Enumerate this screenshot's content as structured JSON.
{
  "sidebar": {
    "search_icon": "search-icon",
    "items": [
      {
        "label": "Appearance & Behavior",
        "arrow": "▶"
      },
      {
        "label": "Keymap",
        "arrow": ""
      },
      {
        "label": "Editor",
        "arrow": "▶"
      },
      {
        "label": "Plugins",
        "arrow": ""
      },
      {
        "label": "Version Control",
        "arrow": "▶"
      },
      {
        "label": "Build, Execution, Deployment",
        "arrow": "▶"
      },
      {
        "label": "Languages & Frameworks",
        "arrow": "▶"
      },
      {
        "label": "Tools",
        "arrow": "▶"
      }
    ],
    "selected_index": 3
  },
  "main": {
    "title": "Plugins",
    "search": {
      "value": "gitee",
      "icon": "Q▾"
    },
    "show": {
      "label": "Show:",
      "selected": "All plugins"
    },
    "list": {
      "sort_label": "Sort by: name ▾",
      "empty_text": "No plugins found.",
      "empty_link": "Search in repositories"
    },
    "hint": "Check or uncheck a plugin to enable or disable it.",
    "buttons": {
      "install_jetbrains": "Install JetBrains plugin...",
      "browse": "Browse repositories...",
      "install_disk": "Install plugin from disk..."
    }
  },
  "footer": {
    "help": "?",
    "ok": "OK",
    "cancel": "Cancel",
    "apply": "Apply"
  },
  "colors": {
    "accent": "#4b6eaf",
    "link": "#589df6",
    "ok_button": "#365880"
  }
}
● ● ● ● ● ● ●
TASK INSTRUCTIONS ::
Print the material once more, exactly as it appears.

EXERCISE OUTPUT ::
Enumerate this screenshot's content as structured JSON.
{
  "sidebar": {
    "search_icon": "search-icon",
    "items": [
      {
        "label": "Appearance & Behavior",
        "arrow": "▶"
      },
      {
        "label": "Keymap",
        "arrow": ""
      },
      {
        "label": "Editor",
        "arrow": "▶"
      },
      {
        "label": "Plugins",
        "arrow": ""
      },
      {
        "label": "Version Control",
        "arrow": "▶"
      },
      {
        "label": "Build, Execution, Deployment",
        "arrow": "▶"
      },
      {
        "label": "Languages & Frameworks",
        "arrow": "▶"
      },
      {
        "label": "Tools",
        "arrow": "▶"
      }
    ],
    "selected_index": 3
  },
  "main": {
    "title": "Plugins",
    "search": {
      "value": "gitee",
      "icon": "Q▾"
    },
    "show": {
      "label": "Show:",
      "selected": "All plugins"
    },
    "list": {
      "sort_label": "Sort by: name ▾",
      "empty_text": "No plugins found.",
      "empty_link": "Search in repositories"
    },
    "hint": "Check or uncheck a plugin to enable or disable it.",
    "buttons": {
      "install_jetbrains": "Install JetBrains plugin...",
      "browse": "Browse repositories...",
      "install_disk": "Install plugin from disk..."
    }
  },
  "footer": {
    "help": "?",
    "ok": "OK",
    "cancel": "Cancel",
    "apply": "Apply"
  },
  "colors": {
    "accent": "#4b6eaf",
    "link": "#589df6",
    "ok_button": "#365880"
  }
}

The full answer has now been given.